Data in this exercise section start

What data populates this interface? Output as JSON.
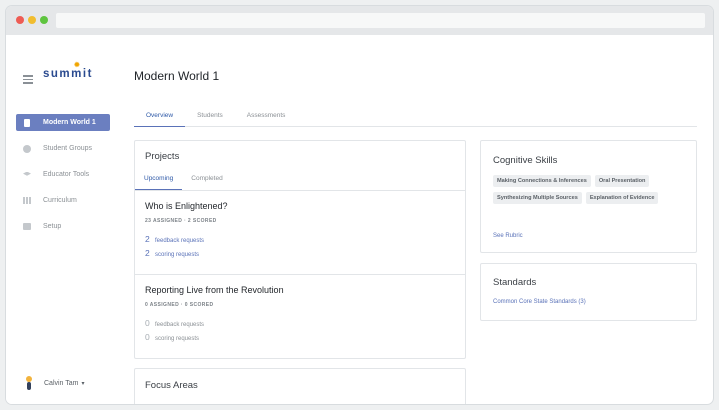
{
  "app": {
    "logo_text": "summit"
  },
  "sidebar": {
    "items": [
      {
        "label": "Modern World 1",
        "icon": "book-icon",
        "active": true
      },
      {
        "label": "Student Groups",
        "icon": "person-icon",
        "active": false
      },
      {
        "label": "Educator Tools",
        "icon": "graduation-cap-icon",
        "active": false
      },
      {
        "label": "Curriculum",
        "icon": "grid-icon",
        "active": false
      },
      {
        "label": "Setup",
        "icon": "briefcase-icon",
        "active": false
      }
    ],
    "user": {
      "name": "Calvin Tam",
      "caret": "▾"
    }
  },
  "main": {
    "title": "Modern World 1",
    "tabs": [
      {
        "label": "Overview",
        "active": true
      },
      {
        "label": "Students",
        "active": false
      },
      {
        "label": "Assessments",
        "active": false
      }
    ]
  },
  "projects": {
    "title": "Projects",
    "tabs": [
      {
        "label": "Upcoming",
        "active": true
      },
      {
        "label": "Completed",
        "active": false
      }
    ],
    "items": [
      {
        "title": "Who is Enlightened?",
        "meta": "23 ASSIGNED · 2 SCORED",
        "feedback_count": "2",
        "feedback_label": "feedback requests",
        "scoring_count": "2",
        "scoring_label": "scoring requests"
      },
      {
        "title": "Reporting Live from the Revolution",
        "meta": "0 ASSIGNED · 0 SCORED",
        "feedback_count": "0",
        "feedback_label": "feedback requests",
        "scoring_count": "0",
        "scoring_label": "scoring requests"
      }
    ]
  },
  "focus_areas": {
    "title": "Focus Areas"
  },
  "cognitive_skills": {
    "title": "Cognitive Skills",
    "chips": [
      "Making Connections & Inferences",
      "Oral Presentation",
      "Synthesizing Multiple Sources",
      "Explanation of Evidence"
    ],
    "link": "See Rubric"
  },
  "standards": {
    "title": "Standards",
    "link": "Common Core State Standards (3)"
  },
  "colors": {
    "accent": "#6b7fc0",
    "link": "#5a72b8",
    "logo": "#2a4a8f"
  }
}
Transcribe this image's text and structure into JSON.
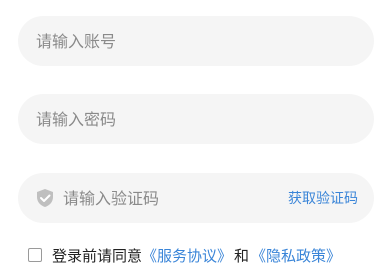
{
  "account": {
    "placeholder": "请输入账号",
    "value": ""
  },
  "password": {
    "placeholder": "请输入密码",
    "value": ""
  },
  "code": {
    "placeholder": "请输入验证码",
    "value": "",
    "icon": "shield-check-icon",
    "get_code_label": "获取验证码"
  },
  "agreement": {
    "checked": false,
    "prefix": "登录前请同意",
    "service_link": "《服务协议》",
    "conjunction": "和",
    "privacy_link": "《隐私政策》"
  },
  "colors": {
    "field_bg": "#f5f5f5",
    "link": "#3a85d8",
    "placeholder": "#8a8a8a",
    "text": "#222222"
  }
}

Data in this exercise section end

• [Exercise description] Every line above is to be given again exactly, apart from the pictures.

• [Answer for this exercise]
What data populates this interface? Output as JSON.
{
  "app": {
    "logo_text": "summit"
  },
  "sidebar": {
    "items": [
      {
        "label": "Modern World 1",
        "icon": "book-icon",
        "active": true
      },
      {
        "label": "Student Groups",
        "icon": "person-icon",
        "active": false
      },
      {
        "label": "Educator Tools",
        "icon": "graduation-cap-icon",
        "active": false
      },
      {
        "label": "Curriculum",
        "icon": "grid-icon",
        "active": false
      },
      {
        "label": "Setup",
        "icon": "briefcase-icon",
        "active": false
      }
    ],
    "user": {
      "name": "Calvin Tam",
      "caret": "▾"
    }
  },
  "main": {
    "title": "Modern World 1",
    "tabs": [
      {
        "label": "Overview",
        "active": true
      },
      {
        "label": "Students",
        "active": false
      },
      {
        "label": "Assessments",
        "active": false
      }
    ]
  },
  "projects": {
    "title": "Projects",
    "tabs": [
      {
        "label": "Upcoming",
        "active": true
      },
      {
        "label": "Completed",
        "active": false
      }
    ],
    "items": [
      {
        "title": "Who is Enlightened?",
        "meta": "23 ASSIGNED · 2 SCORED",
        "feedback_count": "2",
        "feedback_label": "feedback requests",
        "scoring_count": "2",
        "scoring_label": "scoring requests"
      },
      {
        "title": "Reporting Live from the Revolution",
        "meta": "0 ASSIGNED · 0 SCORED",
        "feedback_count": "0",
        "feedback_label": "feedback requests",
        "scoring_count": "0",
        "scoring_label": "scoring requests"
      }
    ]
  },
  "focus_areas": {
    "title": "Focus Areas"
  },
  "cognitive_skills": {
    "title": "Cognitive Skills",
    "chips": [
      "Making Connections & Inferences",
      "Oral Presentation",
      "Synthesizing Multiple Sources",
      "Explanation of Evidence"
    ],
    "link": "See Rubric"
  },
  "standards": {
    "title": "Standards",
    "link": "Common Core State Standards (3)"
  },
  "colors": {
    "accent": "#6b7fc0",
    "link": "#5a72b8",
    "logo": "#2a4a8f"
  }
}
Transcribe this image's text and structure into JSON.
{
  "account": {
    "placeholder": "请输入账号",
    "value": ""
  },
  "password": {
    "placeholder": "请输入密码",
    "value": ""
  },
  "code": {
    "placeholder": "请输入验证码",
    "value": "",
    "icon": "shield-check-icon",
    "get_code_label": "获取验证码"
  },
  "agreement": {
    "checked": false,
    "prefix": "登录前请同意",
    "service_link": "《服务协议》",
    "conjunction": "和",
    "privacy_link": "《隐私政策》"
  },
  "colors": {
    "field_bg": "#f5f5f5",
    "link": "#3a85d8",
    "placeholder": "#8a8a8a",
    "text": "#222222"
  }
}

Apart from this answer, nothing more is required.